This article originally appeared in the Courier-Tribune on June 7, 2020
I have lived in big cities most of my life. The constant traffic noise and streetlights are annoying. You never get to hear crickets or see stars.
When I was in my late 30s, I moved to a semi-rural community in North Carolina. I say semi-rural because it was on a private road and had no streetlights, but it was only a mile and a half to the nearest mall.
When we moved there, I immediately realized how little I missed big city noise. When I sat outside at night, the sounds of crickets, tree frogs and wind through the pines were so comforting. But the lack of streetlights was terrifying. I was sure that I heard Jason from Friday the 13th creeping around in the woods carrying 2 large axes and a machete.
As soon as my imagination kicked in, I couldn’t hear frogs or crickets or anything else over the commotion made by all of the hairs standing up on the back of my neck, arms and legs. I told my wife that I was going to leave the outside lights on because of monsters. She grew up on a farm and loved the fact that we didn’t have streetlights, but she humored me. After a few months, I was finally able to sleep with the lights off.
Country living is filled with critters, indoors and out. My first introduction to critters indoors that belong outdoors were two huge snakes that had coiled themselves around each other, they were mating. While I spent 5 minutes on hold with animal control, my wife Sue, amid loud screaming, managed to wrangle them outside. She knew they were black snakes and not poisonous. All I knew was that they were enormous snakes that could possibly kill my family. She laughed at me for calling animal control while wiping the sweat off her brow from having to do all the heavy lifting.
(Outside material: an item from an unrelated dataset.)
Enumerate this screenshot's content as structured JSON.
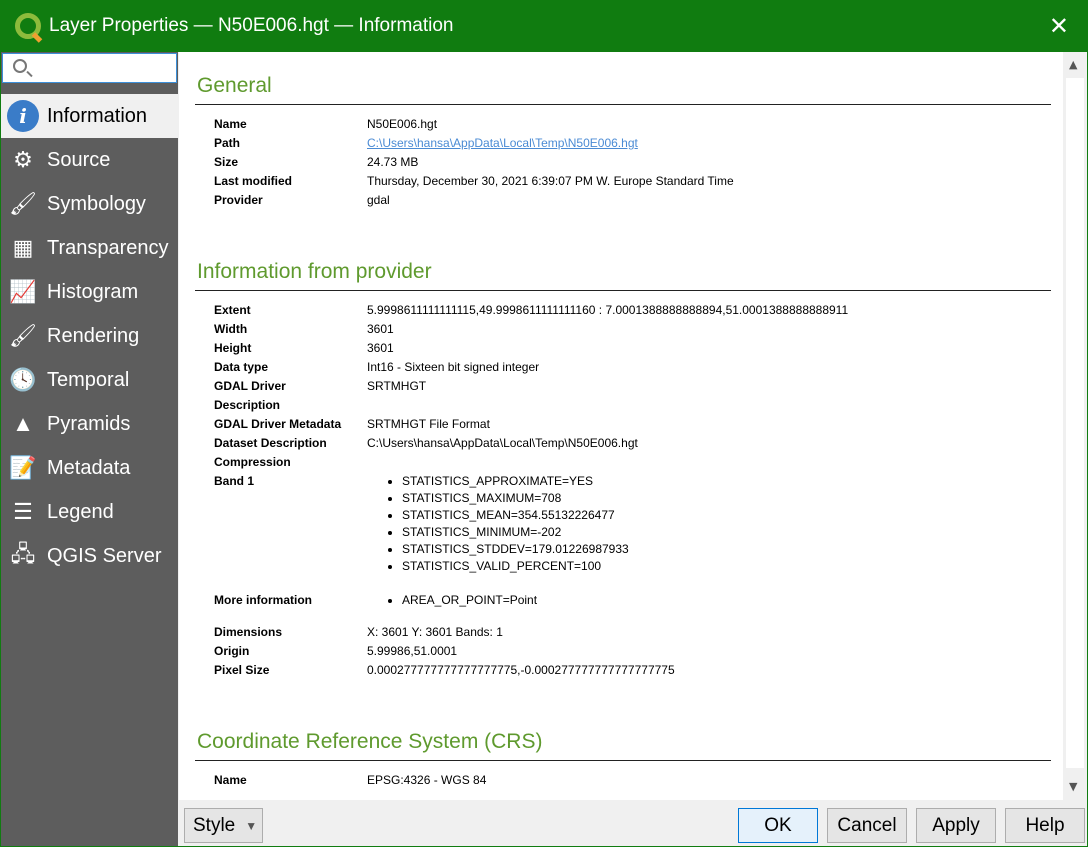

The second time a critter got in the house it was a bit harder to find. Somehow, a possum got into the space between the bathtub and the tub enclosure and made a home there. Until it died. The smell slowly filled the house, and it took a few days until we worked out where the stink was coming from. I removed the tub, but all I found was possum poop, nothing dead. It had crawled under the floorboards and bit the dust.
The next home we moved to in North Carolina was in rural Randolph County. The house had been abandoned for more than 10 years and had its share of resident critters. Our cat Lemmy didn’t think it had enough. He brought in mice, voles, rats, bunnies, birds, lizards and snakes.
Our other cat, Bones, invited a possum in to share some of her food; it followed her in through the cat door. We’ve also had a few possums loudly rummage around the porch in the middle of the night. Something about us clearly attracts possums.
Six years later, Lemmy still brings critters into the house, and they are almost always alive. He lets them go and they scurry around the house until we catch them. He thinks we need a lot of hunting practice. That was true six years ago, but we’re expert hunters now. He should find something else to train us in, like taking a bath more often — which might help keep the possums away.
Of all the critters he has trained us to hunt, mice are the hardest to catch. They are fast and can jump surprisingly high! Rats are the easiest because they are a lot slower. One constant is that once we’ve caught and killed his prey, Lemmy eats it, or at least he eats the head.
Living on a farm, I’ve also learned a thing or two about domestic farm animals. We raise an endangered breed of cattle called Pineywoods, and we were encouraged early on by other breeders to freeze and sell our bull Rocky’s semen. My response was “there’s a market for that?!”
So, we put Rocky in the squeeze chute, and asked a technician to take a sample. Cattle can get a bit nervous while being held in a squeeze chute and I had noticed previously that most of the herd would calm down a little if I scratched between their horns. I didn’t give much thought to scratching Rocky while he gave what the technician called “a big ol’ sample.”
The following day I went out to put minerals out for the herd. Rocky took one glance at me and promptly gave another “big ol″ sample” right there in the pasture. When I told Sue, she chuckled and said, “He’s always gonna relate you scratching him to what happened. You should probably watch your ass for a while!” Four years later, I’m still watching it.
Mike Hansen lives and works at Ozark Akerz regenerative farm near Coleridge with his wife, Missouri native Sue Meyer. The Smithsonian preserve endangered farm animal germplasm in case they go extinct, half of Rocky’s “big ole’ sample” is preserved there. If you'd like to learn more about the benefits of raising endangered breeds or to purchase breeding stock or a big ole sample holler at Mike on ozarkakerz.com.